# Introduction

The Calculon language is extremely simple. There are three types, `real`

,
`vector`

and `boolean`

. Everything is explicitly typed
(except that if you omit a type specifier, you get `real`

.
Everything is an expression. Variables are immutable and looping must be done
via recursion.

The simplest way to think about a Calculon script is as a series of let statements followed by a return, but the details are a bit more complicated than that.

The following list describes the major syntactic elements:

`0`

is a real constant.`true`

or`false`

are boolean constants.`return`

must be the last keyword in a Calculon script. When seen, any output parameters are set and the scripts exit. You cannot use this inside a function.`[0, 1, 2]`

is a vector. The elements must be reals (but need not be constant). You may supply any positive, non-zero number of elements. The size of a vector is part of its type; vectors of different sizes are not compatible.`[*4 2]`

is also a vector; this has four elements, all of which are set to 2. The size of the vector must be a constant (but the value does not need to be).`sqrt(2)`
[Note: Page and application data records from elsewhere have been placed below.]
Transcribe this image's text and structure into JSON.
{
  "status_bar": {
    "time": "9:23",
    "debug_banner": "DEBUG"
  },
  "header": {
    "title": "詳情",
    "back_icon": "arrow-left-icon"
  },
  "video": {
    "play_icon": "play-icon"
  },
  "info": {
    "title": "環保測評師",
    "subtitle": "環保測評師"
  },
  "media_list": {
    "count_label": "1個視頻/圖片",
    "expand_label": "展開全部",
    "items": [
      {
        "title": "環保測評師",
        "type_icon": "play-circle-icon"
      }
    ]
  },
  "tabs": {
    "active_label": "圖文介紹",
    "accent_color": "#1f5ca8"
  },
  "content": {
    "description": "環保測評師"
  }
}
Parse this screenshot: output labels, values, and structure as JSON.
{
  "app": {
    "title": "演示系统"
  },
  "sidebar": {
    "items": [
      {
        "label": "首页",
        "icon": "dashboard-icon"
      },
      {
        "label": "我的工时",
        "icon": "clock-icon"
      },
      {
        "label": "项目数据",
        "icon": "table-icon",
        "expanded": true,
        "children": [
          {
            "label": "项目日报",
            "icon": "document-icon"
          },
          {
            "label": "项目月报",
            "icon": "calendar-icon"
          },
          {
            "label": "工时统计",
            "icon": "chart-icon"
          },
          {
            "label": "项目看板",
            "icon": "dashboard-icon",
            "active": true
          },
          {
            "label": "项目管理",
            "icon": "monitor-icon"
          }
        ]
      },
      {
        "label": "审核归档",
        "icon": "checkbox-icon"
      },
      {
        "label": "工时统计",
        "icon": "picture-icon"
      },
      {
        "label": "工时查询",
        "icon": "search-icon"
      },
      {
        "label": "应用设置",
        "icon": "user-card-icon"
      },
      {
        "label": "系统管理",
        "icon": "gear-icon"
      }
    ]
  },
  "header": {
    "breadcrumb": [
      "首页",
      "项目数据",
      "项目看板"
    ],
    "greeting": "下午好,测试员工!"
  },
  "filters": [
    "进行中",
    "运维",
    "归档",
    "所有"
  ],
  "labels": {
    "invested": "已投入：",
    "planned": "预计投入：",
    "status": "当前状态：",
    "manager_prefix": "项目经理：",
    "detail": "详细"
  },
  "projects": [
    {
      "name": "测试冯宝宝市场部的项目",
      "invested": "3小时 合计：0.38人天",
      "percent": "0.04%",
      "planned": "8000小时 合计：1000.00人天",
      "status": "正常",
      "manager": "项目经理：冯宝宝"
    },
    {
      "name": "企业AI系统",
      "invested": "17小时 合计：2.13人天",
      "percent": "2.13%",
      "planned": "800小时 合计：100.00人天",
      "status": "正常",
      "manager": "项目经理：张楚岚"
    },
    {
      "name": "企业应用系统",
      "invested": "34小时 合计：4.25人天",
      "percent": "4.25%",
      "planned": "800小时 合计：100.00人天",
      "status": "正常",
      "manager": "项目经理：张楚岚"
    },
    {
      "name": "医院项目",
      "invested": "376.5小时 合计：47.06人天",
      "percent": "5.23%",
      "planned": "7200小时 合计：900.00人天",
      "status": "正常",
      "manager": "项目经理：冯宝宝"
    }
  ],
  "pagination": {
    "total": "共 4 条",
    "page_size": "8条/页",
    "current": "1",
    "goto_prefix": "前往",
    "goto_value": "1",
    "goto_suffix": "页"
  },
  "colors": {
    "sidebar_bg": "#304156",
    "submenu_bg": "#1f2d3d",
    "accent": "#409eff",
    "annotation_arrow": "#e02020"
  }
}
calls a function. Functions may take any number of parameters, of any type, and return a single parameter, of any type. Functions are not polymorphic.`V.x, V.y, V.z, V.w`

extract the first four elements from a vector. (Obviously assuming the vector has enough elements.) An out of bound access is a compile time error.`V[n]`

extracts the`n`

th element of a vector. If the vector is square --- e.g. four, nine or sixteen elements --- you may also use`V[x, y]`

to extract a given element by coordinate. The elements are stored in row-major order. Out of bound indices wrap.`V.length`

returns the number of elements in a vector.`V.sum`

computes the sum of all elements in the vector. (You can calculate the Pythagorean magnitude of a vector with`sqrt(V*V)`

, of course.)`let i = 1 in expr`

defines a variable that becomes available when evaluating`expr`

. The new variable is does not have an explicit type and its type is inferred from its definition.`let v: vector*3 = [0, 1, 2] in expr`

defines a variable that becomes available when evaluating`expr`

. The new variable is explicitly typed and if you try to define a variable with a type that differs from its declaration you will get an error. You must specify the size of vectors.`let f(v1:vector*3, v2:vector*3):vector*3 = v1 + v2 in expr`

defines a function. The new function is available both when evaluating`expr`

**and**inside the function body, which allows recursion. Note that the scoping rules here are different to when you define a variable! Also note that type inference is*not*done on functions!`if booleanvalue then truevalue else falsevalue`

does conditional evaluation. If`booleanvalue`

is`true`

then`truevalue`

is evaluated; otherwise`falsevalue`

is evaluated. Both must have the same type.

In addition the usual set of infix and prefix operators are available:

- For
**booleans**:`==`

,`!=`

,`and`

,`or`

,`not`

.`and`

and`or`

are short-circuiting. - For
**vectors**:`==`

,`!=`

,`+`

,`-`

,`*`

,`/`

. the operation is applied to each component. If you're doing this, both parameters must have the same sized vector. For non-conditionals, if you pass a real as the second parameter, then that value is applied to all components. - For
**reals**: all the usual C-like operators. Complain if you find any missing.

The order of precedence, from highest to lowest, is: unary operators,
multiplication and division, addition and subtraction, comparisons, boolean
operators, `if`

...`then`

...`else`

,
`let`

.

The type signatures used for Calculon *scripts* is subtly different from
the type signatures used for Calculon *functions*. Functions may return
only one value, and their signatures look like this:

(x:real, y:real): vector*2

Scripts may return any number of parameters, and their signatures look like this:

(x:real, y:real): (v:vector*2, length:real)

It is perfectly acceptable for output parameters to have the same name as an input parameter (or a global variable).

Most of the standard maths library is bound. They all behave exactly like their Posix namesakes. As of writing, the list consists of:

`acos()`

`acosh()`

`asin()`

`asinh()`

`atan()`

`atan2()`

`atanh()`

`cbrt()`

`ceil()`

`copysign()`

`cos()`

`cosh()`

`erf()`

`erfc()`

`exp()`

`exp2()`

`expm1()`

`fabs()`

`fdim()`

`floor()`

`fma()`

`fmax()`

`fmin()`

`fmod()`

`hypot()`

`j0()`

`j1()`

`lgamma()`

`log()`

`log10()`

`log1p()`

`log2()`

`logb()`

`nearbyint()`

`pow()`

`remainder()`

`rint()`

`round()`

`sin()`

`sinh()`

`sqrt()`

`tan()`

`tgamma()`

`trunc()`

`y0()`

`y1()`